Utilization of molecular phylogenetic information over the past decade has resulted in clarification of the position of most angiosperm orders, as demonstrated by the classification produced by the Angiosperm Phylogeny Group. A group of 11 families was listed at the beginning of the APG classification because "they belong neither in any of the phylogenetically basal orders at the beginning nor in the monocots or eudicots." The phylogenetic positions of most of these families (e.g. Amborellaceae, Nymphaeaceae, Winteraceae, etc.) have since been clarified, however, the positions of two holoparasitic families, Hydnoraceae and Rafflesiaceae, have remained enigmatic. To address the question of phylogenetic position of Hydnoraceae, nuclear SSU and LSU rDNA and mitochondrial atp1 and matR sequences were obtained for Hydnora and Prosopanche. These sequences were used in a combined analysis that included the above four genes as well as chloroplast rbcL and atp (these plastid genes are mising in Hydnoraceae and were hence coded as missing). Three data sets were analyzed using maximum parsimony: 1) 3 genes/461 taxa; 2) 5 genes/77 taxa; and 3) 6 genes/38 taxa. All of these analyses support the monophyly of Hydnoraceae and the association of that clade with the "paleoherb" families Aristolochiaceae and Lactoridaceae. These results suggests that either Aristolochiaceae are paraphyletic or that Hydnoraceae should be included (along with Lactoridaceae) in a more broadly defined family Aristolochiaceae. In contrast to most traditional classifications, molecular phylogenetic analyses do not suggest a close relationship between Hydnoraceae and Rafflesiaceae s. lat.

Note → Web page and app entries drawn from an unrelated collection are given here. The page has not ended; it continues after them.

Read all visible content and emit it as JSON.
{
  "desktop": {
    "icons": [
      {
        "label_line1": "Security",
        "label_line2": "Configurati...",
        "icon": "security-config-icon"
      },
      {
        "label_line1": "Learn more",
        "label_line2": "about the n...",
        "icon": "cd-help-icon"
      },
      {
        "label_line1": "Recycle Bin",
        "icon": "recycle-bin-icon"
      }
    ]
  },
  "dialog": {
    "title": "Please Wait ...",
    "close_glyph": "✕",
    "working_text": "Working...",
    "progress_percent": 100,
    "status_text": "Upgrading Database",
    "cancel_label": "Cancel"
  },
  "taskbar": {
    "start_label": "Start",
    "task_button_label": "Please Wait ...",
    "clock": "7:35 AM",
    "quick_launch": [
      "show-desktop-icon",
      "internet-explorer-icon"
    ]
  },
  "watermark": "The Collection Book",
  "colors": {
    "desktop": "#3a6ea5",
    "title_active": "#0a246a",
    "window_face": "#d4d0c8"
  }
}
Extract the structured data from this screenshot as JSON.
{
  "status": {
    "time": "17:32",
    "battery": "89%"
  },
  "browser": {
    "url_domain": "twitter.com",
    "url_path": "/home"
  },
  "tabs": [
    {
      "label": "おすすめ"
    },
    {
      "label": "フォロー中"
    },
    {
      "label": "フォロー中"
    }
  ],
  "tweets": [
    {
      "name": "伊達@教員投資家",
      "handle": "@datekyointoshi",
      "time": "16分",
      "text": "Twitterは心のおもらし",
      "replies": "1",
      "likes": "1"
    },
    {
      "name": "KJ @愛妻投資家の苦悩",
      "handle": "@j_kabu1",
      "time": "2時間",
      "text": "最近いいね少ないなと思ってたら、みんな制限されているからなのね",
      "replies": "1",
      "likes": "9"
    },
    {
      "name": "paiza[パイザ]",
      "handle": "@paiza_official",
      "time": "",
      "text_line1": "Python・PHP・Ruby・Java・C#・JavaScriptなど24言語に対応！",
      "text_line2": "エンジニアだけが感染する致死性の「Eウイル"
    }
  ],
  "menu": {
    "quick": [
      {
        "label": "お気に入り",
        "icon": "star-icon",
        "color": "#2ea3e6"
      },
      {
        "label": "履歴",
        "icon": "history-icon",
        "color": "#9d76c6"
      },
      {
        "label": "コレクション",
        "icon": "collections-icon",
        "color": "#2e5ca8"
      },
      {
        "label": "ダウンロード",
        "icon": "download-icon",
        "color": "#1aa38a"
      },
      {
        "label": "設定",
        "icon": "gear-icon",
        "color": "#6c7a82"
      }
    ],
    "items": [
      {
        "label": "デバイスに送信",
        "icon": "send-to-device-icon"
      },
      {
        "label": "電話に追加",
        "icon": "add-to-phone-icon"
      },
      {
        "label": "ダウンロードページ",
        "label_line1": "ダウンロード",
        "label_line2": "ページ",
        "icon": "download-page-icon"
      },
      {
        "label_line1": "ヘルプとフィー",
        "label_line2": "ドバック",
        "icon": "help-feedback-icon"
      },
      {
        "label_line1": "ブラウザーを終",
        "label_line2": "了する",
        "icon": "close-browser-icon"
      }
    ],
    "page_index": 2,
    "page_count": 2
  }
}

Key words: Aristolochiaceae, Hydnora, molecular phylogeny, paleoherb, Prosopanche